*** INPUT DATA Section Begins ***

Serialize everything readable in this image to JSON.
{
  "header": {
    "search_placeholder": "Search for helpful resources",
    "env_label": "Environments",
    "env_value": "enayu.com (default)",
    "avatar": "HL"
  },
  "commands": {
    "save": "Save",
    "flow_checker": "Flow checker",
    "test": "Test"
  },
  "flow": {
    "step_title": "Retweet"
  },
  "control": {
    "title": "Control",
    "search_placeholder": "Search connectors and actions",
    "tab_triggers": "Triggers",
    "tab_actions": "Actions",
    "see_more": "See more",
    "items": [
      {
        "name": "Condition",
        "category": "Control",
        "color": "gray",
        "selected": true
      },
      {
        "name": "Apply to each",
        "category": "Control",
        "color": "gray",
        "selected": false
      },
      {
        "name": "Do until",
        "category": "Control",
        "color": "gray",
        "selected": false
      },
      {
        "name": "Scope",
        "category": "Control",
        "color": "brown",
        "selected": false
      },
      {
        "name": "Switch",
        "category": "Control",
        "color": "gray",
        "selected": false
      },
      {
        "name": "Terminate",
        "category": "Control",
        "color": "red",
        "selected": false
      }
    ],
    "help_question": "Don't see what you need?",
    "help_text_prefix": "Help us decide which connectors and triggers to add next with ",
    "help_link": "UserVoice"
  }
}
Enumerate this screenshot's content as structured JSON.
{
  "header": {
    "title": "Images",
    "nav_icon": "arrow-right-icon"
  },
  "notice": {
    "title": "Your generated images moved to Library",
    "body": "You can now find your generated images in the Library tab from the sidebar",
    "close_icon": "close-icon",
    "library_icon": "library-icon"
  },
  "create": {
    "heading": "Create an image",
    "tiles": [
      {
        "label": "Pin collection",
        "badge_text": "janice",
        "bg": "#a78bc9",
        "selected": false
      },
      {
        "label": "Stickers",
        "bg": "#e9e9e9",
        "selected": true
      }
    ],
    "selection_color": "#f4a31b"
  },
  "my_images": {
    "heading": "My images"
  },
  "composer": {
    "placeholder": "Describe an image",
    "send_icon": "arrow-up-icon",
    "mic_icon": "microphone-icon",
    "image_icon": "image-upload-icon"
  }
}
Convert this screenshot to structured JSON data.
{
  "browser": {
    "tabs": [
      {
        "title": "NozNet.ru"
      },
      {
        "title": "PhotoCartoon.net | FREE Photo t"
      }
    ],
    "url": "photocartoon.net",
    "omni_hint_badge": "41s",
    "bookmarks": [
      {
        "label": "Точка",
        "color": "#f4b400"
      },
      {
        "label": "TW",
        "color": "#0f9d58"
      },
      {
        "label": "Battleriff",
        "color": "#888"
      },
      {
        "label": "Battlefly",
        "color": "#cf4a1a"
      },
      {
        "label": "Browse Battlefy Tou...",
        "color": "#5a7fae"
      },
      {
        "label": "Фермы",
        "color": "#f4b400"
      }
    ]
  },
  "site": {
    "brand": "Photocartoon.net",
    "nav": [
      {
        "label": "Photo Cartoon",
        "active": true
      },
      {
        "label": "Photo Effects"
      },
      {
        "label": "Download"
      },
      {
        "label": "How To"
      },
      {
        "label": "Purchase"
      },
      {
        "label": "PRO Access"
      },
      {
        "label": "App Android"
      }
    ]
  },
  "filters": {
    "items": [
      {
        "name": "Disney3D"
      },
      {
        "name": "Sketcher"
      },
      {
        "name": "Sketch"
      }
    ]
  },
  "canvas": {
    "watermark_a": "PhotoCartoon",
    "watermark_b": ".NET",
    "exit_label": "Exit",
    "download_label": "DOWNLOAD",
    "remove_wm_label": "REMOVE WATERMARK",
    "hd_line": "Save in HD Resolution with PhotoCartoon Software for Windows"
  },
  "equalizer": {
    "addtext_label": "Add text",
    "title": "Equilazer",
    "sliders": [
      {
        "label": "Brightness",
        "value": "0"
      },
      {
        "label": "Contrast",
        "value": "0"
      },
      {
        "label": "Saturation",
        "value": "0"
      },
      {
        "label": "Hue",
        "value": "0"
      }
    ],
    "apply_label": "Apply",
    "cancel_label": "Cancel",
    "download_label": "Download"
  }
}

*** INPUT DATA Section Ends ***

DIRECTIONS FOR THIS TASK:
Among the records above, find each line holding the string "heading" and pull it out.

TASK OUTPUT:
    "heading": "Create an image",
    "heading": "My images"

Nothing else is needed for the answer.